2008 post: Linux Installation on HP Pavilion Desktop (June 2008 purchase)

This may be helpful to someone, so I’ll keep this post alive.

Mark Bieda HP Linux install installation

This is just a brief post about my (read: my student’s) experience with installing linux on a new HP Pavilion. This is a standard model available at Futureshop and BestBuy: intel quadcore Q6660 processor, 640 Gb harddisk, 3 Gb RAM. Nice machine, only $899 here in Canada (sure to be cheaper in the USA).

So I’ve installed linux on several laptops and desktops, including Mandriva, Red Hat, Fedora, Suse. And of course I have run Knoppix and, as indicated in an earlier post, have been using DSL (Damn Small Linux) under VMPlayer for a while now.

So this time, let the undergrad do it!

Here are the notes:
(1) this computer had Windows Vista on it. Home Premium edition. We wanted to keep windows, not because I love windows, but because I have some key software that only runs on windows (e.g. NimbleGen SignalMap for looking at data).
(2) Installation of OpenSuse 10.3 caused a conflict with the windows system which led to a restore operation (nothing was lost, no big deal). So we dropped working on this one – and went to working on Ubuntu 8.04 LTS.
(3) The big problem was that the ethernet card, built into the motherboard, has known problems with talking to current linux distros. The joy of a new computer!
(4) Ubuntu installed well except for the ethernet card deal, which is a big problem.
(5) To solve the ethernet card problem, we just ended up buying a new card for the computer – it was only $19.76 at our friendly University of Calgary MicroIT store. Model is “Gigabit Ethernet PCI Card” from startech.com. The model number appears to be ST1000BT32. This solved the problem, although MFU (My Friendly Undergrad) had to do something to disable the BIOS from trying to connect to the one in the motherboard (which was not deadly, but led to one of those long pauses in bootup).

The Results
Everything seems to run very well. The computer is happy, it talks to the internet (from both windows and linux) and, as usual, everything runs just a bit (or a lot, depending) on the linux side vs the windows side.

On KDE
I am a longtime KDE user, and I really like KDE in this distribution (downloaded and installed as packages in Ubuntu). I guess it is technically Kubuntu, but like I said, the undergrad was doing the installation so… I got to skip on thinking about this stuff.

Advertisements

2009 post: Howto install linux… basic options

Ok, so I have another post on howto install linux.

This is just a short list of the top options – all this stuff is covered elsewhere, so I won’t be boring.

The basic list is: dual-boot windows machine (a favorite of mine), a Mac (ok, it’s FreeBSD, but you could also do linux under parallels), Vmware Player, Vmware server + your linux of choice, a live CD (e.g. Knoppix, but there are a bunch now).

To me, it seems the Vmware Server or dual boot windows or mac are the real options…

2009 post: Howto install linux to a computer… fast
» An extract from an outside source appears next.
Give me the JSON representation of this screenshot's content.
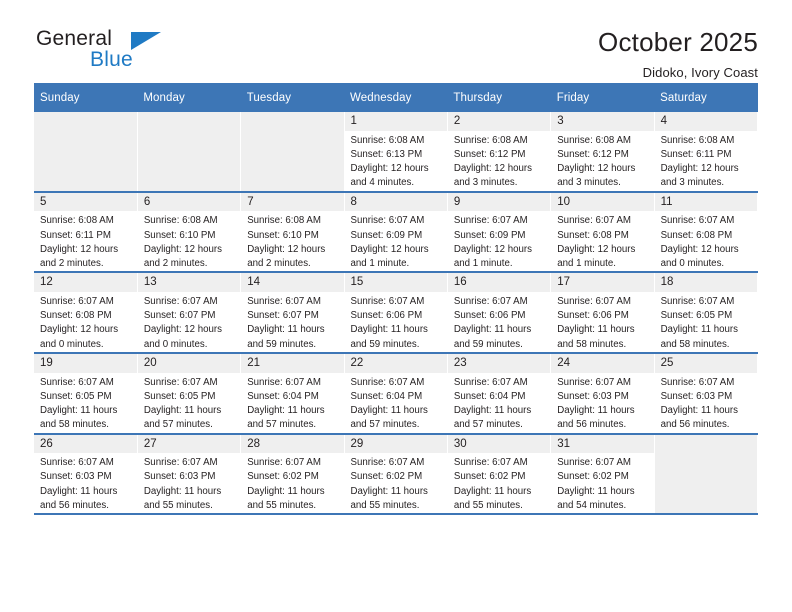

Ok, so I have been in the unfortunate situation of jumping from one computer to another.

The fortunate thing is that, along the way, I’ve had to learn to get linux going quickly.

This entry is about getting linux going fast but temporary. You will want to look at my other post (coming): installing linux… longterm for some other advice

Here are options that I have really used

1. Knoppix live cd
The basic deal here is that you just boot the computer with the CD installed.
Ease: very easy
Minuses: slow boot
Pluses: Truly excellent hardware recognition – I’d recommend trying this for the cool new laptop that seems to hate standard distributions. Also, nice full system.

2. Vmware Player + DSL (Damn Small Linux)
The basic deal here is that you download the Vmware player (easy), install Vmware player like any other windows software, then download the damn small linux virtual machine from the Vmware site.
Ease: very easy
Minuses: several. DSL is a micro-distrib of linux. Yes, it is graphical, but a huge amount of stuff is missing.
Pluses: After you install the Vmware player software, you can always jump into linux – just start the Vmware player. And you are just running it like any other app in windows – which means that you can be doing windows stuff in another window at the same time.

What do I do: well, I currently use the Vmware player + DSL. But this is just temporary… I need to do a few things fast…

When I finally do my long term deal, I will install linux fully to a partition… or try Vmware server…